Don’t let the cloudy skies deceive you: Seattle is full of things to do—outside, on the water, in the air, and inside. A stone’s throw from Mt. Ranier and with direct water access, seafood- and boat-lovers can fish, tour, or just sit nearby and enjoy the views. Iconic spots like the Space Needle and Pike Place Market remain central attractions for good reason, and the city’s got its own arts scene, well-captured by the Museum of Pop Culture and performance venues like Kremwork. You certainly won’t be bored while you’re here; you’re more likely to struggle to fit it all in. Let our curated list of the what to do in Seattle be your guide.
Museum of Pop Culture
The collections here focus on the most impactful moments in popular culture, including science fiction, rock music, and many others across the pop culture spectrum, with innovative exhibits and interactive installations bringing it all to life.
Let’s Go Sailing
Those looking for a classy way to cruise the Puget Sound will find it on Let’s Go Sailing’s racing yachts. The sleek vessels coast through Seattle’s waters, offering glimpses of sea life, Mount Rainier, and the coastline. Excursions are customizable, for private charters or group trips.
Starbucks Reserve Roastery
This massive, gleaming roastery is the Starbucks Mecca. Translation: Be prepared to be awed and overwhelmed. It’s not just an oversized Starbucks—there is a coffee-centric cocktail bar serving espresso martinis, multiple food counters, and of course, a roasting area with tours available, all served in a theatric environment.

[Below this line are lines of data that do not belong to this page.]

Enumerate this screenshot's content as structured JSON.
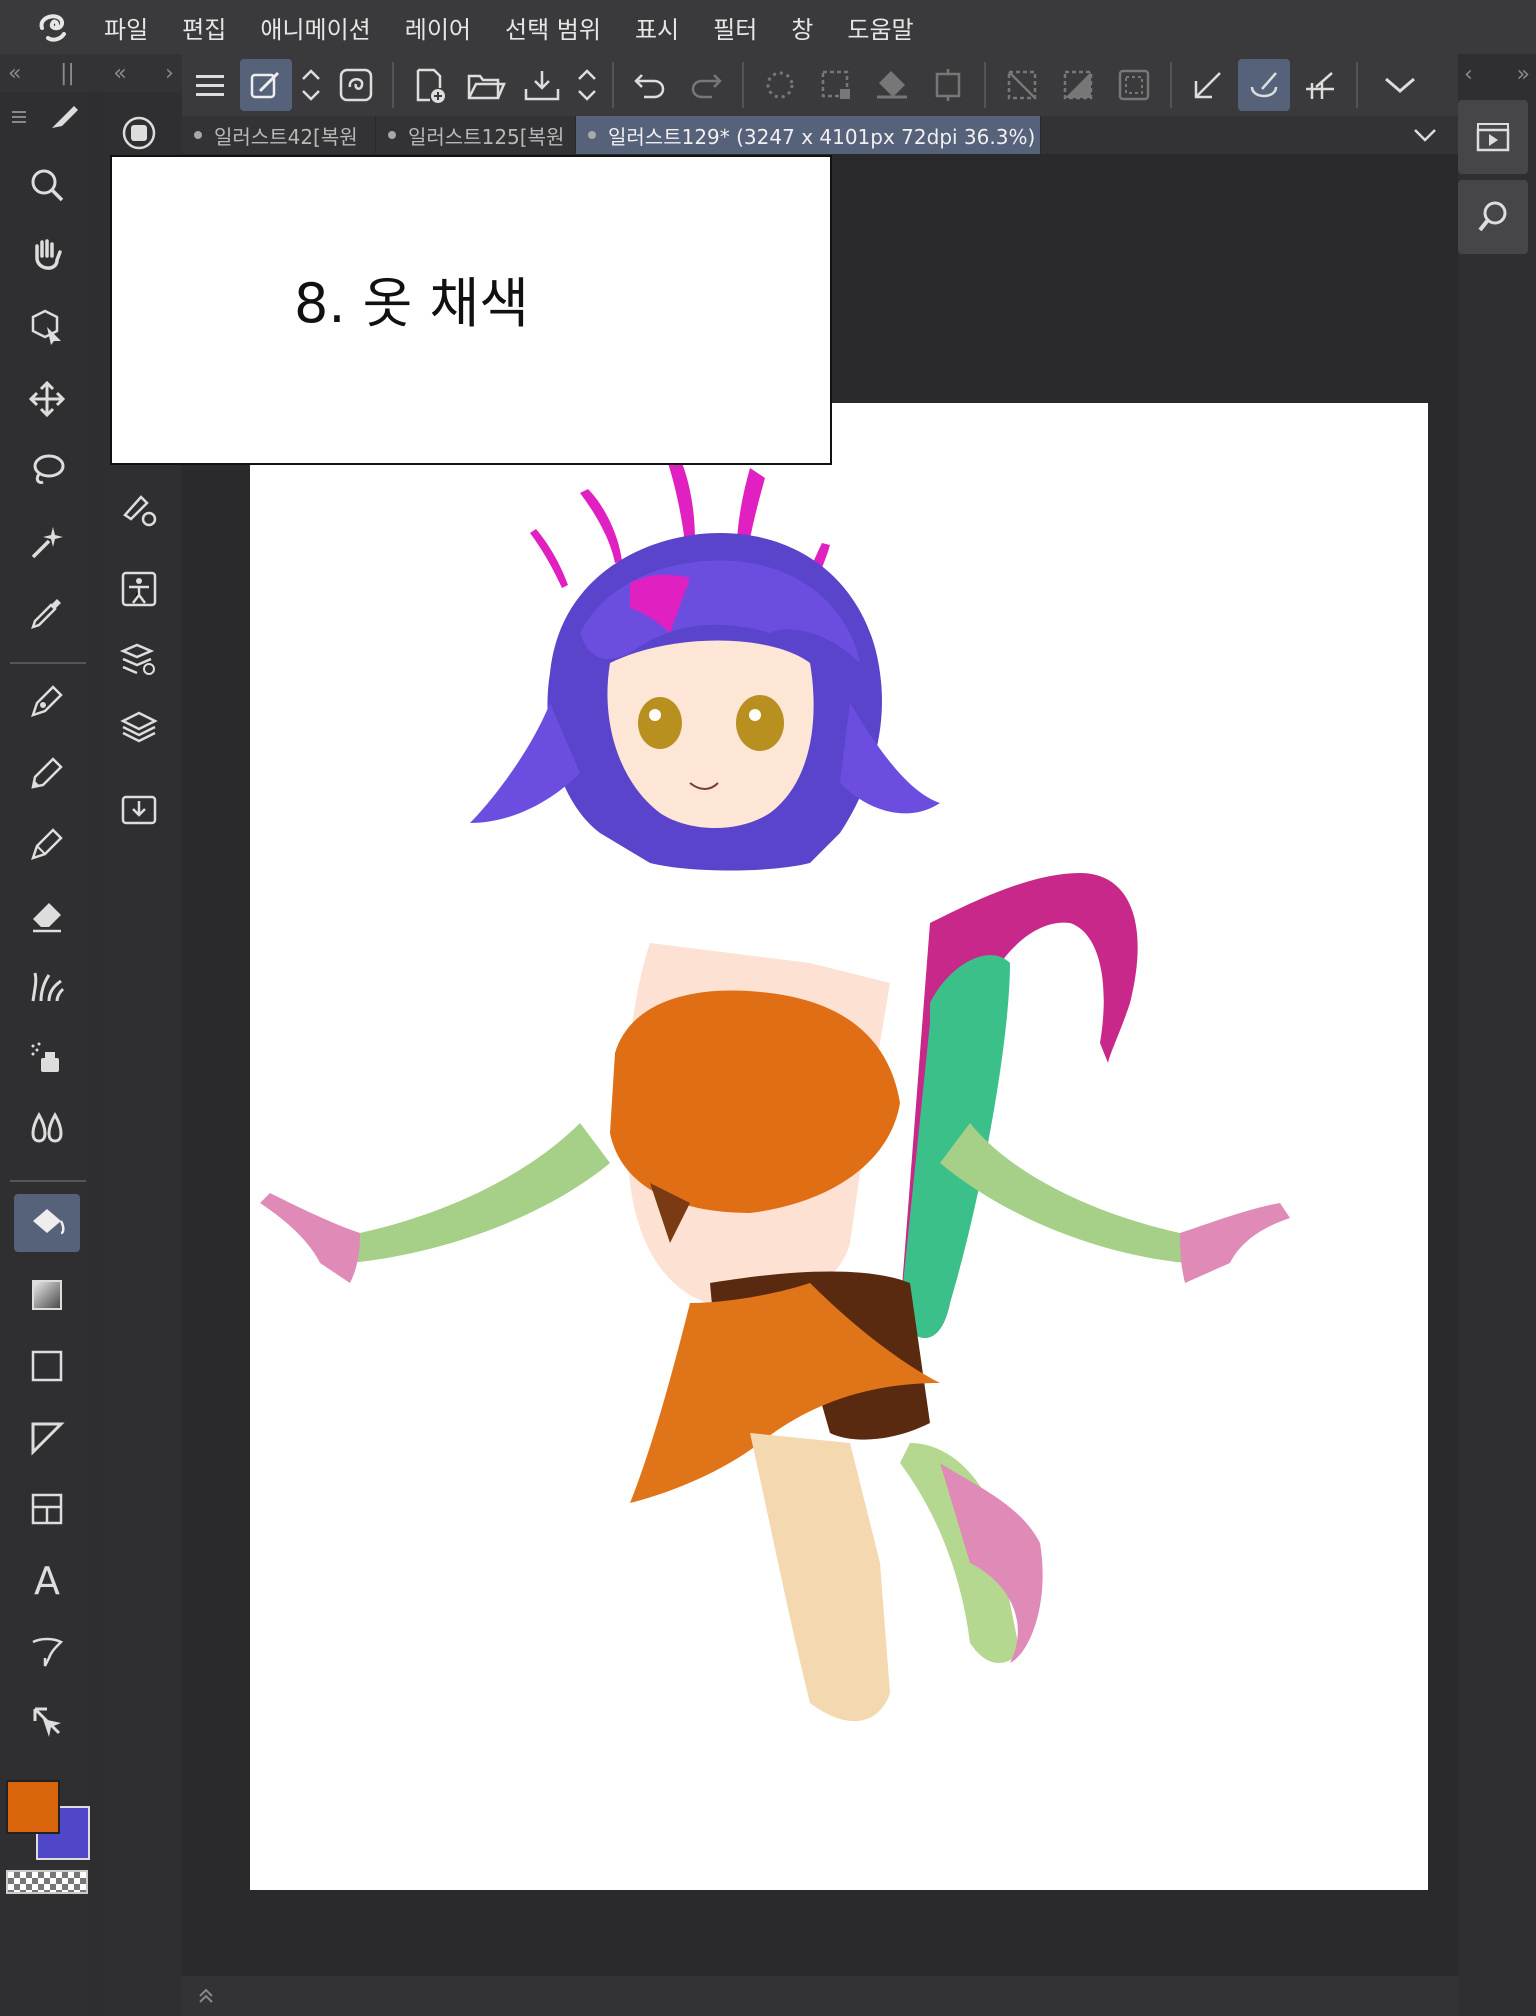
{
  "menu": {
    "items": [
      "파일",
      "편집",
      "애니메이션",
      "레이어",
      "선택 범위",
      "표시",
      "필터",
      "창",
      "도움말"
    ]
  },
  "panel_headers": {
    "left_collapse": "«",
    "left_grip": "||",
    "left_collapse2": "«",
    "left_expand": "›",
    "right_prev": "‹",
    "right_expand": "»",
    "bottom_expand": "»"
  },
  "tabs": [
    {
      "label": "일러스트42[복원"
    },
    {
      "label": "일러스트125[복원"
    },
    {
      "label": "일러스트129* (3247 x 4101px 72dpi 36.3%)"
    }
  ],
  "caption": {
    "text": "8. 옷 채색"
  },
  "colors": {
    "main": "#d8640c",
    "sub": "#4f46c8",
    "accent": "#56617a"
  },
  "toolbar_icons": [
    "menu-icon",
    "companion-icon",
    "up-down-icon",
    "clip-studio-icon",
    "new-file-icon",
    "open-icon",
    "save-icon",
    "up-down-icon",
    "undo-icon",
    "redo-icon",
    "busy-icon",
    "selection-icon",
    "fill-icon",
    "transform-icon",
    "clear-selection-icon",
    "invert-selection-icon",
    "show-selection-icon",
    "ruler-snap-icon",
    "special-ruler-snap-icon",
    "grid-snap-icon",
    "more-icon"
  ],
  "tools": [
    "search-icon",
    "hand-icon",
    "object-icon",
    "move-icon",
    "lasso-icon",
    "magic-wand-icon",
    "eyedropper-icon",
    "pen-icon",
    "pencil-icon",
    "brush-icon",
    "eraser-icon",
    "decoration-icon",
    "airbrush-icon",
    "blend-icon",
    "fill-icon",
    "gradient-icon",
    "figure-icon",
    "ruler-icon",
    "frame-icon",
    "text-icon",
    "balloon-icon",
    "correction-icon"
  ],
  "sub_tools": [
    "navigator-icon",
    "sub-tool-icon",
    "tool-property-icon",
    "layer-property-icon",
    "layer-search-icon",
    "layer-icon",
    "material-icon"
  ]
}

Seattle Art Museum
The Seattle Art Museum’s sleek and contemporary digs are as artful as the works that inhabit it. As an institution of Seattle’s art scene, it’s a must-see for any visiting art lover. The multi-level space is expertly curated, with a permanent collection, rotating exhibits, a library, and restaurant.
Pacific Science Center

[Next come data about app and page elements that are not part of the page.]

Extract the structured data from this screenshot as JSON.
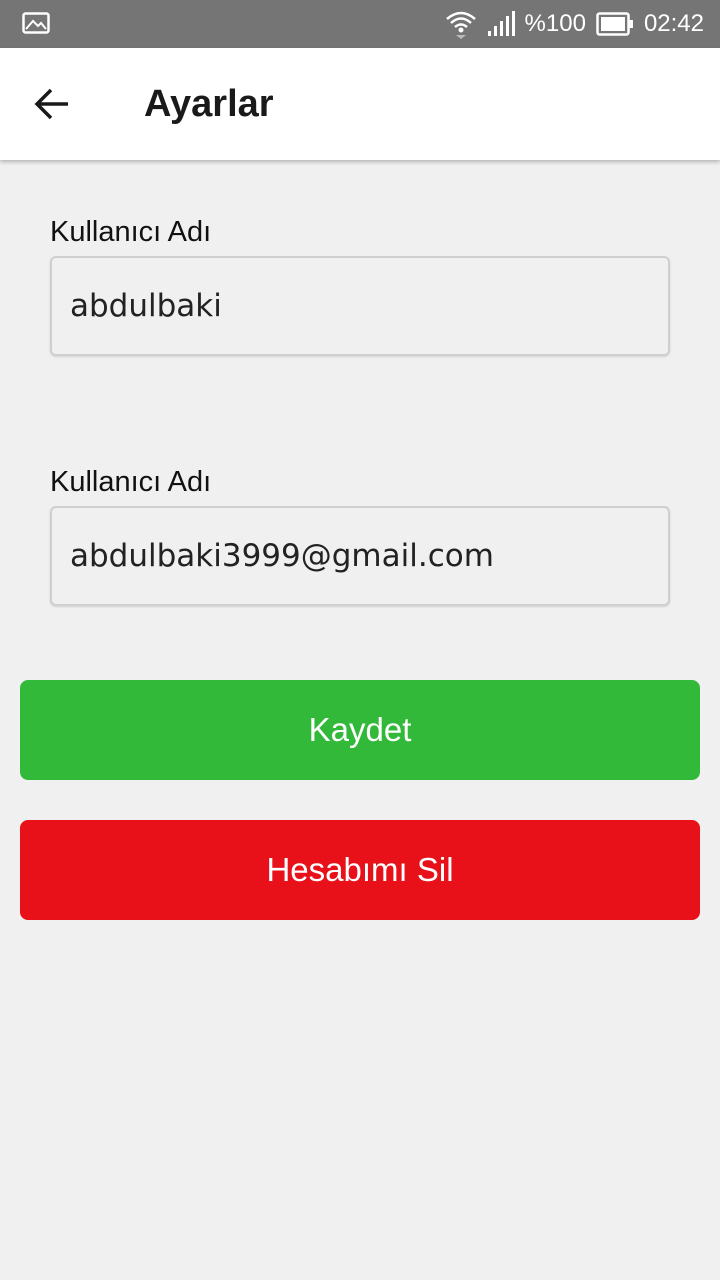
{
  "status_bar": {
    "battery_text": "%100",
    "time": "02:42",
    "left_icon": "image-icon",
    "icons": [
      "wifi-icon",
      "signal-icon",
      "battery-icon"
    ]
  },
  "app_bar": {
    "back_icon": "arrow-left-icon",
    "title": "Ayarlar"
  },
  "form": {
    "username": {
      "label": "Kullanıcı Adı",
      "value": "abdulbaki"
    },
    "email": {
      "label": "Kullanıcı Adı",
      "value": "abdulbaki3999@gmail.com"
    }
  },
  "buttons": {
    "save_label": "Kaydet",
    "delete_label": "Hesabımı Sil"
  },
  "colors": {
    "status_bar": "#757575",
    "background": "#f0f0f0",
    "save_button": "#33b93a",
    "delete_button": "#e81019"
  }
}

Designed by Minoru Yamasaki for the 1962 World’s Fair, this science museum boasts 300 interactive exhibits, two IMAX theaters, and the coveted Laser Dome. Science geeks, inventors, and creative kids (and adults) lose track of time nerding out on all the exhibits.
Ethnic Seattle Food Tour

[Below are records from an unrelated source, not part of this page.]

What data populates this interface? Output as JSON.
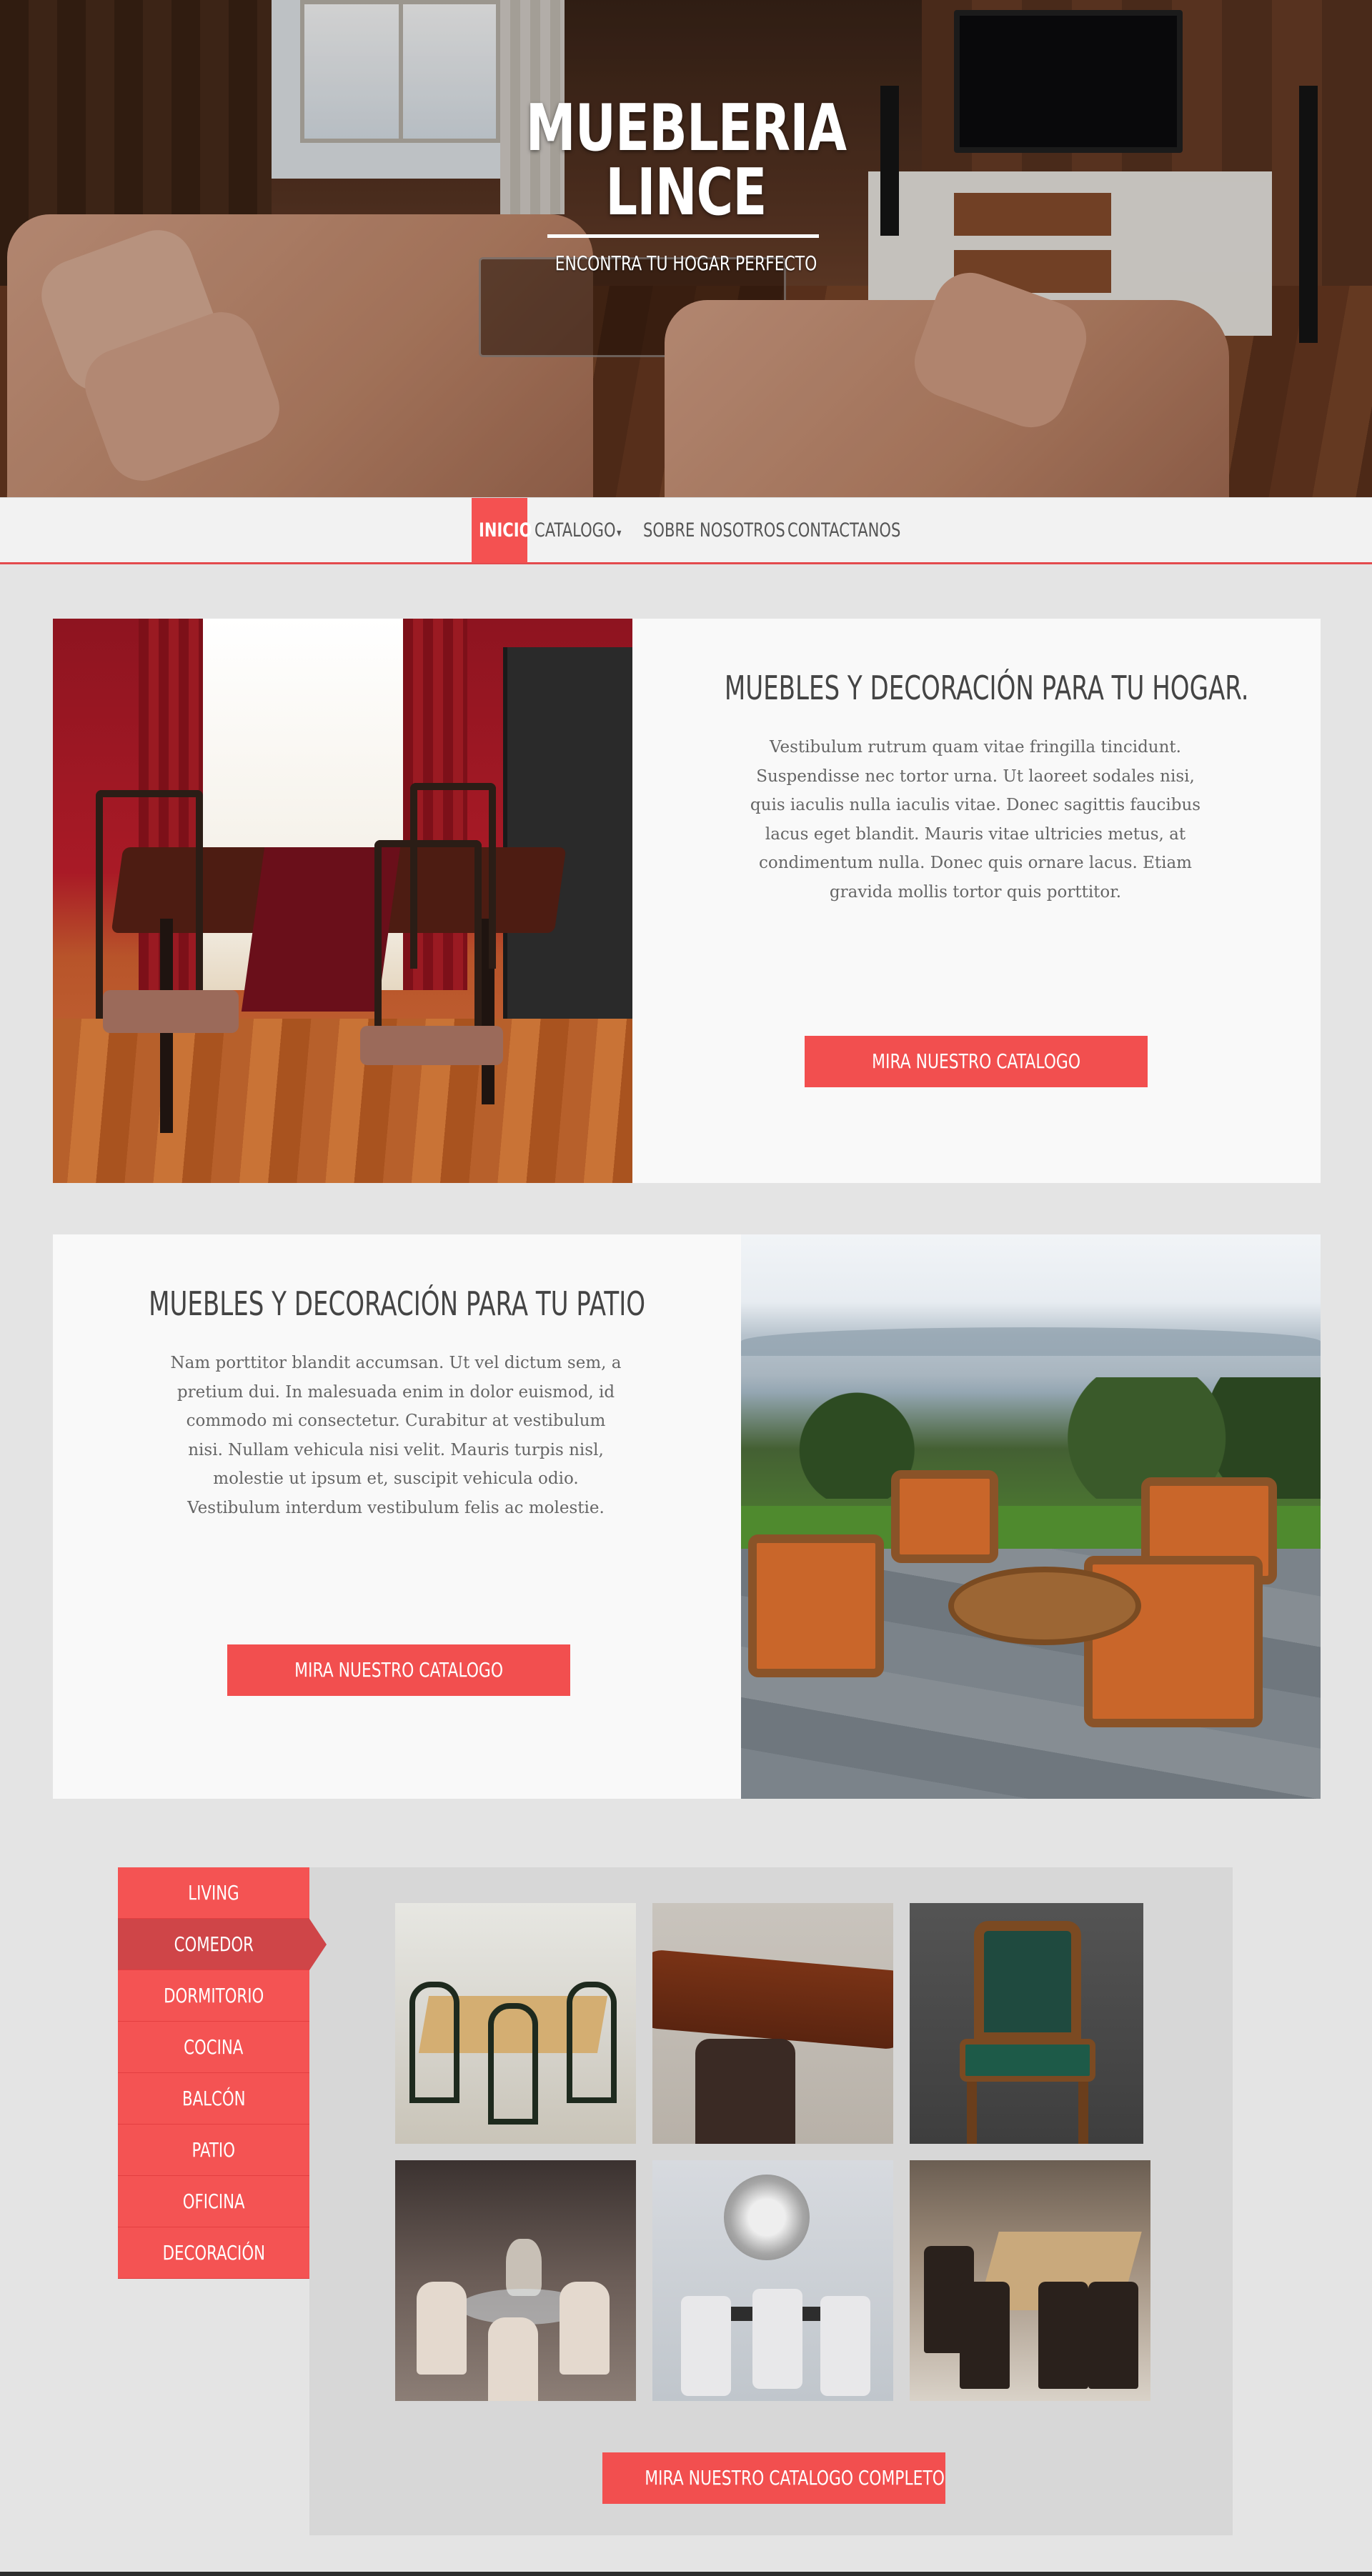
{
  "hero": {
    "title_line1": "MUEBLERIA",
    "title_line2": "LINCE",
    "tagline": "ENCONTRA TU HOGAR PERFECTO"
  },
  "nav": {
    "items": [
      {
        "label": "INICIO",
        "active": true
      },
      {
        "label": "CATALOGO",
        "has_dropdown": true
      },
      {
        "label": "SOBRE NOSOTROS"
      },
      {
        "label": "CONTACTANOS"
      }
    ],
    "caret": "▾"
  },
  "feature1": {
    "title": "MUEBLES Y DECORACIÓN PARA TU HOGAR.",
    "body": "Vestibulum rutrum quam vitae fringilla tincidunt. Suspendisse nec tortor urna. Ut laoreet sodales nisi, quis iaculis nulla iaculis vitae. Donec sagittis faucibus lacus eget blandit. Mauris vitae ultricies metus, at condimentum nulla. Donec quis ornare lacus. Etiam gravida mollis tortor quis porttitor.",
    "button": "MIRA NUESTRO CATALOGO"
  },
  "feature2": {
    "title": "MUEBLES Y DECORACIÓN PARA TU PATIO",
    "body": "Nam porttitor blandit accumsan. Ut vel dictum sem, a pretium dui. In malesuada enim in dolor euismod, id commodo mi consectetur. Curabitur at vestibulum nisi. Nullam vehicula nisi velit. Mauris turpis nisl, molestie ut ipsum et, suscipit vehicula odio. Vestibulum interdum vestibulum felis ac molestie.",
    "button": "MIRA NUESTRO CATALOGO"
  },
  "catalog": {
    "categories": [
      {
        "label": "LIVING"
      },
      {
        "label": "COMEDOR",
        "active": true
      },
      {
        "label": "DORMITORIO"
      },
      {
        "label": "COCINA"
      },
      {
        "label": "BALCÓN"
      },
      {
        "label": "PATIO"
      },
      {
        "label": "OFICINA"
      },
      {
        "label": "DECORACIÓN"
      }
    ],
    "button": "MIRA NUESTRO CATALOGO COMPLETO"
  },
  "colors": {
    "accent": "#f45151",
    "accent_dark": "#cf4548",
    "background": "#e4e4e4",
    "panel": "#f9f9f9"
  }
}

Exploring Seattle’s ethnic neighborhoods can be overwhelming without a guide to help navigate the unfamiliar signs and specialty foods at hole-in-the-wall restaurants with foreign menus. Ethnic Seattle helps guide patrons through Little Saigon and Japantown on manageable 2.5-hour tours.
Pike Place Market
Pike Place Market is one of Seattle’s most iconic destinations. This century-old public market houses dozens of stalls and shops for farmers, restaurants, purveyors, and artisans, all overlooking the Elliott Bay waterfront.
Wing Luke Museum of the Asian Pacific American Experience
This 60,000-square-foot facility pays tribute to the confluence of Asian and Pacific American history. Set in an industrial-chic brick building, three floors house contemporary galleries with temporary and permanent exhibits, in addition to historic spaces accessible through guided tours.
Situated on Pier 59, appropriately right on the Elliott Bay, the Seattle Aquarium has become a landmark for the city and a fun way for people to see the diverse underwater world of the Pacific Northwest.
Launching from the Shilshole Bay Marina, Ballard Kayak & Paddleboard hosts people looking to get a closer view of Seattle’s waterways without venturing too far from shore. Manageable group sizes make it a pleasant experience as you paddle your way through Seattle’s coves, locks, and sounds.
Seattle Cycling Tours
From basic Seattle cycling tours to neighborhood-focused outings like “Amazonia” to Bainbridge Island half-day journeys, Seattle Cycling Tours has nearly every inch of bike-able asphalt covered. Group sizes tend to hover around a dozen, and the local guide will dish plenty of narrative about the city along the way.
This classic Seattle music venue draws people for its casual setting, national acts, and devoted music community. A stage and dance floor are the centerpiece, and black-and-white rock-and-roll photos proudly decorate the walls, while a bar on the back dishes out pizza.
This sprawling, lush park spans 300 acres of forested land and is home to an array of native wildlife like eagles. A 2.4-mile bike path makes covering a lot of ground with little time a cinch. After exploring the old growth forest, carve out time to walk the shoreline and check out the art studio.
The Space Needle is undoubtedly one of Seattle’s most iconic landmarks. Built for the 1962 World’s Fair, it’s a futuristic observation tower and the most prominent building in Seattle skyline. Visitors can reach the top of the Space Needle by elevator for unparalleled views of the Seattle area. It’s undergoing a major $100 million renovation that will be unveiled in summer 2018.
This eccentric performance venue and nightclub hosts some of Seattle’s wildest nights in its industrial blue-shaded basement—DJ nights, drag shows, and an epic dance floor ensures it. Seattle’s underground music and arts culture gravitates to this LGBTQ-friendly venue.